EXERCISE: From the entries underneath, give the number of lines holding the word "JSON", without any other words.

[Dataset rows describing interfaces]
==*==
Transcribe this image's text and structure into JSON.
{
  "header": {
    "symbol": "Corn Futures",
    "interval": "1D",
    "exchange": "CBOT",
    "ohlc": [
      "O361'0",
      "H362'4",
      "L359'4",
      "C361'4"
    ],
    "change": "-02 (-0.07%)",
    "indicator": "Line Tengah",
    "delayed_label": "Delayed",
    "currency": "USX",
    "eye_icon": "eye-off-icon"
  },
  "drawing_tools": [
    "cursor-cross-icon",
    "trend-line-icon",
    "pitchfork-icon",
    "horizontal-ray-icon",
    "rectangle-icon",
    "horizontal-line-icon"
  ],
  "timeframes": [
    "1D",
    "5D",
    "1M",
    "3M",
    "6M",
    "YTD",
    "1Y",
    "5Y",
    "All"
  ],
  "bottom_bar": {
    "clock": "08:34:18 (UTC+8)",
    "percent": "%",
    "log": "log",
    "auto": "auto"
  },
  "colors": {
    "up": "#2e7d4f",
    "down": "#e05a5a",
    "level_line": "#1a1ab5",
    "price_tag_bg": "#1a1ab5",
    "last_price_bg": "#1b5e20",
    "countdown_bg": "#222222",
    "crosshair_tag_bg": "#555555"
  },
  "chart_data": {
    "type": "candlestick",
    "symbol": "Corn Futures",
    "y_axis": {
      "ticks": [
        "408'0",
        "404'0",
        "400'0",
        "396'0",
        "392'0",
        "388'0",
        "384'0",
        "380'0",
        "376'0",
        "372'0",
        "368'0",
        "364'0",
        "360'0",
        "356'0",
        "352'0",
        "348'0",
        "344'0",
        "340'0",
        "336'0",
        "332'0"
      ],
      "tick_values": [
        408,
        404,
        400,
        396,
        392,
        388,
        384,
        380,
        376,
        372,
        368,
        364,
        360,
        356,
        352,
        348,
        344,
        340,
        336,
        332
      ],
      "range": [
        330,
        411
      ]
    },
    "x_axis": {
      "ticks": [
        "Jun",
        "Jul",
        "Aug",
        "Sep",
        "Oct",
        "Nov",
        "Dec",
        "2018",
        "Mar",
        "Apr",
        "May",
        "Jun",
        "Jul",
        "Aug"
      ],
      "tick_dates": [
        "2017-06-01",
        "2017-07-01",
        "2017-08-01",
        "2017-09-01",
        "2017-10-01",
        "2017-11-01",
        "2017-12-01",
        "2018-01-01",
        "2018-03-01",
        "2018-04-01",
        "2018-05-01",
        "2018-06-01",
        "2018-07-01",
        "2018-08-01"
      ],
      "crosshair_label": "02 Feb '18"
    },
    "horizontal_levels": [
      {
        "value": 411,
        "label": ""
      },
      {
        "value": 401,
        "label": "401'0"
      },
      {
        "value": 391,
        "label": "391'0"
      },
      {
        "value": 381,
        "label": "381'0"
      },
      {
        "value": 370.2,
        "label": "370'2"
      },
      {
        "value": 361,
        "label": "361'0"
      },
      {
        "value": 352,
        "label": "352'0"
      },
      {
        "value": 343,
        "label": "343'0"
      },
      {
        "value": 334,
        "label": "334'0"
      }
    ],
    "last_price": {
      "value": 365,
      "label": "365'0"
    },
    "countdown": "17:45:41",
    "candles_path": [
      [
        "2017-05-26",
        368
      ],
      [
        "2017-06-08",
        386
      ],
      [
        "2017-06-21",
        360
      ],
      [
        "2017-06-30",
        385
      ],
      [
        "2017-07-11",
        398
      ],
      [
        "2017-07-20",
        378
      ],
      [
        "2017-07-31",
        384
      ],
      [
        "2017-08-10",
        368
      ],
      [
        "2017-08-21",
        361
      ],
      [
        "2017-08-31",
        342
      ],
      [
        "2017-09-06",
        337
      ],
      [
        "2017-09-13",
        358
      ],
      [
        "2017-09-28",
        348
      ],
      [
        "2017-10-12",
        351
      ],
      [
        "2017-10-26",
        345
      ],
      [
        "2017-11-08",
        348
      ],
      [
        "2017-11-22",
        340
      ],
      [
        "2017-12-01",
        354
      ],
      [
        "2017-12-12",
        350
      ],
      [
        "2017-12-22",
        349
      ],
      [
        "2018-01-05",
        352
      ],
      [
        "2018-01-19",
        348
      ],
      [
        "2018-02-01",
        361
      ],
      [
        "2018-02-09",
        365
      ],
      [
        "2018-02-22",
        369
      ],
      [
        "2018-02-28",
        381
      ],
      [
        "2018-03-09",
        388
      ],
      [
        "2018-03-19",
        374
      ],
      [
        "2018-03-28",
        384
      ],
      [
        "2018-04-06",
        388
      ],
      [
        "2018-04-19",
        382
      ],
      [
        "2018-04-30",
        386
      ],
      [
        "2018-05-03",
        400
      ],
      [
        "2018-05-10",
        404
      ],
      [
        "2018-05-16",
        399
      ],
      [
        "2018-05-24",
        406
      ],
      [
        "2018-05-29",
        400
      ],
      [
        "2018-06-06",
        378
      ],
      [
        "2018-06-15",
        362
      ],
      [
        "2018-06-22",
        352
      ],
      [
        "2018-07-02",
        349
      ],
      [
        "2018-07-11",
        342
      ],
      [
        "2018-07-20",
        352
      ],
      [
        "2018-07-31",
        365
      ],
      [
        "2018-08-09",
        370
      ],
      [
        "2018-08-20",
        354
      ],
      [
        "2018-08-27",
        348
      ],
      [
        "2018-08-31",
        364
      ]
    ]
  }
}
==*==
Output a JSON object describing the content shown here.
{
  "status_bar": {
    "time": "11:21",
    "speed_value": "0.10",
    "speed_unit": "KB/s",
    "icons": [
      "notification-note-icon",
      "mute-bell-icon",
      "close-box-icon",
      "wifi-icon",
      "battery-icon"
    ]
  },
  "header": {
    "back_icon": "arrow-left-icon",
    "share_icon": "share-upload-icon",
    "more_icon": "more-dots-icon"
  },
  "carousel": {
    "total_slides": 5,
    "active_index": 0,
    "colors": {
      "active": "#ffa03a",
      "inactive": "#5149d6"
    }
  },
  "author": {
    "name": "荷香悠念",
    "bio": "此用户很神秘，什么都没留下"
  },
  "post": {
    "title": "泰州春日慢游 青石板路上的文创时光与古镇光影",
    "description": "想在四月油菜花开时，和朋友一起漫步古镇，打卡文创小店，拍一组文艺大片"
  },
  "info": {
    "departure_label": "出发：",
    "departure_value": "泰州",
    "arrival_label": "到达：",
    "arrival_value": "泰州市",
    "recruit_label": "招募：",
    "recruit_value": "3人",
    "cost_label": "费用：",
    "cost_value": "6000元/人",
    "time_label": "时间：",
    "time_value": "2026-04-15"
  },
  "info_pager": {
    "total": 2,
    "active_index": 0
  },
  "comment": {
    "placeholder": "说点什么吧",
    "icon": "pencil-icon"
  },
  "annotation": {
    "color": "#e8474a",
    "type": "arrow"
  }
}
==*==
SOLUTION TO THE EXERCISE: 2